Ratings - Part 2

Low Intermediate: Is beginning to link parallel turns and can actually ski and stop with only minor problems. Recommended skiing: Green and blue trails. Should…

Mountain Manners

in Kids
However, the fact that they did spend time in various ski schools did not eliminate what I feel keenly is the responsibility of all parents of kids on the…

Nonskiing Necessities

in Kids
Apres-ski boots: These are an important adjunct on a ski trip. The best are those that slip on quickly and are both warm and tolerably lightweight. Laceup…

CROSS-COUNTRY

The ancient grandfather of alpine skiing, cross-country skiing, is alive, healthy, and more popular than at any time in his 4,000-year history. True, no longer…

Information

European tourist offices can provide you with general information, as well as specific information about individual resorts.

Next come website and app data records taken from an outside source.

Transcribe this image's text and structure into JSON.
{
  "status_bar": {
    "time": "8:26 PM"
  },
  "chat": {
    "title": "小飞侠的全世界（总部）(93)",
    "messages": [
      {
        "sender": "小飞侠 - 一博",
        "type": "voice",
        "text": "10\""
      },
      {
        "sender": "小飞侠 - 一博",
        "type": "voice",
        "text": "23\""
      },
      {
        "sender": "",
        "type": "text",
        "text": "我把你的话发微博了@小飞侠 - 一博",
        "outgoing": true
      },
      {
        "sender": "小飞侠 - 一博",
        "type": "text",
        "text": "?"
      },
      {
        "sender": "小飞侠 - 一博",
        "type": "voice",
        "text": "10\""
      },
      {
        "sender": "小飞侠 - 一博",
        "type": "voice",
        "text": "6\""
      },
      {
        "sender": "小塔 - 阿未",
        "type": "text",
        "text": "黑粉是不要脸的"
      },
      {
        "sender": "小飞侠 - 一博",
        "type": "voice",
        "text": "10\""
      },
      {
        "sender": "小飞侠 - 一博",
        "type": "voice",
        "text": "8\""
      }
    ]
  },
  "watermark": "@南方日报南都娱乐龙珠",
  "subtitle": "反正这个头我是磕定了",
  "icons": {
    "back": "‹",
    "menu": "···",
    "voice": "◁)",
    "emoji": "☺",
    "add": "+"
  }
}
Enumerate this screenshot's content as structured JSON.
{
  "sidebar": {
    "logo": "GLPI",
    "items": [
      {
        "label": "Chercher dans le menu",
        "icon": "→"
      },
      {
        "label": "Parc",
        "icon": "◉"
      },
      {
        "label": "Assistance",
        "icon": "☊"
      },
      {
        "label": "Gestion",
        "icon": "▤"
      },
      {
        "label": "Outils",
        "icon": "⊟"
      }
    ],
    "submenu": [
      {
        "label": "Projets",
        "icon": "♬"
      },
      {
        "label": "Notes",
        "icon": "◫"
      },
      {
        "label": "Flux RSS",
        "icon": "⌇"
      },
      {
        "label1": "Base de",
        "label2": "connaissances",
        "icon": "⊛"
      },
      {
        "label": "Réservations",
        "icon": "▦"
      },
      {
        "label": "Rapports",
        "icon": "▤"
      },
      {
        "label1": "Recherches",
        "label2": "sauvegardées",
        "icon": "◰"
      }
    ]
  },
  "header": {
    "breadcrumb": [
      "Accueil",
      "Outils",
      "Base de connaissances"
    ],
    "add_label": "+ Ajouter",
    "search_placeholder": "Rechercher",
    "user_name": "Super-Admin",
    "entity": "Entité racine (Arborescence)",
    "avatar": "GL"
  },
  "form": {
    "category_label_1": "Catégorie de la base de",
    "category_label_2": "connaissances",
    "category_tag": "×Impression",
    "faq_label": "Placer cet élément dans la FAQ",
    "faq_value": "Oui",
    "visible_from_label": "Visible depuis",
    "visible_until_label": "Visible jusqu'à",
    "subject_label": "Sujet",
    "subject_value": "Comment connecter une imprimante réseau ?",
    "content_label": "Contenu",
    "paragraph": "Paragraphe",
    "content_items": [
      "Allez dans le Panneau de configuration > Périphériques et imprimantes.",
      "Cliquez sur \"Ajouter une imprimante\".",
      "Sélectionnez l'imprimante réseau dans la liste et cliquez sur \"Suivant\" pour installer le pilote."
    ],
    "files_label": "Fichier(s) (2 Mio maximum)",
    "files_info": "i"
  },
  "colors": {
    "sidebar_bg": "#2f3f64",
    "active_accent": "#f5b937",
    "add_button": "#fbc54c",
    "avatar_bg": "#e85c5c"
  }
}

Contact them at: Austrian tourist…

Who Pays the Piper?

If a skier runs into serious difficulty skiing beyond an area’s boundaries, someone will be along to help him. In the United States, this task usually falls to…